Today is International Literacy Day. So my blog today is about literacy, and it will be about literacy next week too.
This is a wood carving in the Hmong language. It uses a writing system developed in about 1959 by Shong Lue Yang, a Laotian peasant farmer. He may be the only person in history who was killed for creating an alphabet. Writing their language in an alphabet developed by one of their own, the Hmong people began to have pride in their identity. These developments cause some to perceive Shong Lue Yang threat, so they had him assassinated in 1971.
I know of similar situations in Africa. In one case, a people dominated by another began to assert their rights after the development of an alphabet for their language and the start of the first literacy classes. The group that had dominated them reacted with violence. They even attempted to burn down the buildings of the organization doing literacy.
Literacy is about learning to read and write, but its effects go well beyond the realm of reading. Christians in Ghana who learn to read and write their languages become more active in their churches, so much so that some churches now recognize the ministry of uneducated lay people who have learned to read and who read the Bible in their languages. Women who learn to read and write are more likely to undertake new initiatives or businesses and to speak out in their communities and churches, even though the literacy classes don’t teach any of those things.
Literacy among minority peoples is a very neglected but effective form of Christian ministry. As I have written before, through literacy a person can touch many aspects of life: spiritual, economic, social and even political.
PS: The photo of the Hmong alphabet comes from Tim Brookes of the Endangered Alphabets Project.

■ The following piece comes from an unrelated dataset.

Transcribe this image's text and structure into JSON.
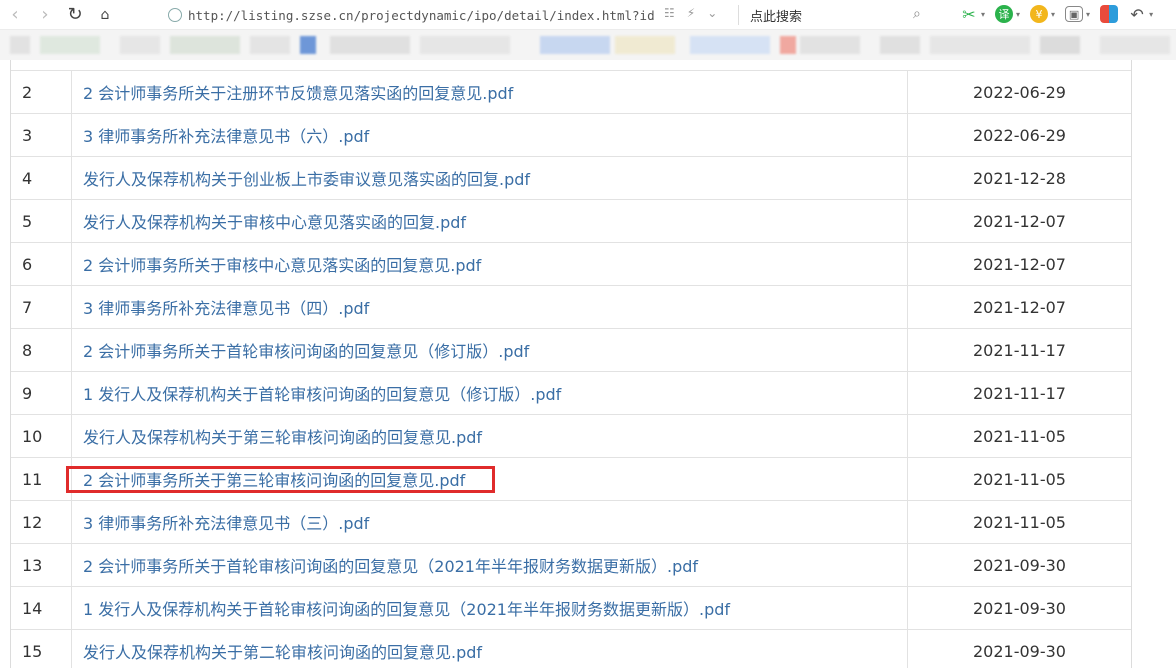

They have a gift shop with some very beautiful and unusual gifts.
This is an amazing article, Ed. Like so many of your posts, it has a way of putting our existence in America into a inward looking perspective. You are truly a gadfly causing us to think and remember how blessed we are. In our home, Robin and I have several versions of the Bible and they are all in our native language. Thank you for your words.
Thank you Jerry.